The vast majority of configuration changes made at HCoop today go through the (already second-generation) DomainTool developed by AdamChlipala. We would have collapsed under the weight of the collective needs of our growing member base if we hadn't had something like Domtool to allow members to configure their own domains in a secure way. However, today's Domtool has some serious weaknesses. Here are a few in rough increasing order of seriousness.
Extending Domtool is painful. The source code has some nice organizing principles, but still not very many. Adding a new feature tends to involve a hearty helping of boilerplate code. This doesn't have a big effect on anyone but Adam, but there's always the issue that more complicated coding increases the risk of bugs.
It doesn't support configuration of multiple machines. Since we will be switching to running multiple machines (see ColocationPlans), this is a problem! The current Domtool could probably be patched to support this, but the other complaints make it not worth doing.
The syntax and semantics of each configuration directive are ad-hoc. New directives are added by writing custom code to parse lines of input, check that they satsify any constraints necessary for security, etc.. Just like in programming, it's nice to have a common abstraction for the basic building blocks of, in this case, configuration files.
There is no support for user-programmed abstractions.
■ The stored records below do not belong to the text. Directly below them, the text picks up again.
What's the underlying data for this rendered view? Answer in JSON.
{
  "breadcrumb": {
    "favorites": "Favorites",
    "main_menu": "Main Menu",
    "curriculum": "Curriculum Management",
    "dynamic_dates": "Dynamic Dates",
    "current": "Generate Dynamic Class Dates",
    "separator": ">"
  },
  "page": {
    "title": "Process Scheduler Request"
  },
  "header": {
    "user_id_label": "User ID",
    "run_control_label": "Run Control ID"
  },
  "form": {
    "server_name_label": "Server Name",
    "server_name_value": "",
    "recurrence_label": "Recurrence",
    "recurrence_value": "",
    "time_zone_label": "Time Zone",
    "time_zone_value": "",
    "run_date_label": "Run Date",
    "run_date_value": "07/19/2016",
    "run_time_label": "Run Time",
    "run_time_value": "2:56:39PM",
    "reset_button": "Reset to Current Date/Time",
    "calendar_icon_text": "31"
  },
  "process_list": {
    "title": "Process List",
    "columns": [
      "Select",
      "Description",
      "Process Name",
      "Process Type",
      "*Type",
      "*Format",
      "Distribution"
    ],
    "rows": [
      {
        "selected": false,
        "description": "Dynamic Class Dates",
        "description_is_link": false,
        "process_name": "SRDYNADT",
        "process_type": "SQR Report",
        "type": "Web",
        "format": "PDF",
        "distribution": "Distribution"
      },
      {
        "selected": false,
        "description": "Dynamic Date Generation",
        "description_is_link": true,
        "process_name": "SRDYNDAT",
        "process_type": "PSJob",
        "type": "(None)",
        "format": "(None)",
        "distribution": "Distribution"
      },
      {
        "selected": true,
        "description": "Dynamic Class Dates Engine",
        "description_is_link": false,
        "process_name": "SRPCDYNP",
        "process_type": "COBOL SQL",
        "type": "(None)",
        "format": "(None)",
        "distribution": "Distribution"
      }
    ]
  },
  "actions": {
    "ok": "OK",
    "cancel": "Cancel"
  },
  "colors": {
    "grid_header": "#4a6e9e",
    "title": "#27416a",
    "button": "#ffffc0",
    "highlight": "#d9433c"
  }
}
Nearly every subdirectory of /etc/domains has a .dns file with a shared prefix, declaring common elements like name servers. These should instead be calling a library function or otherwise using a reified object. All sorts of other patterns reappear frequently in Domtool configuration files and ought to be replaced with function calls.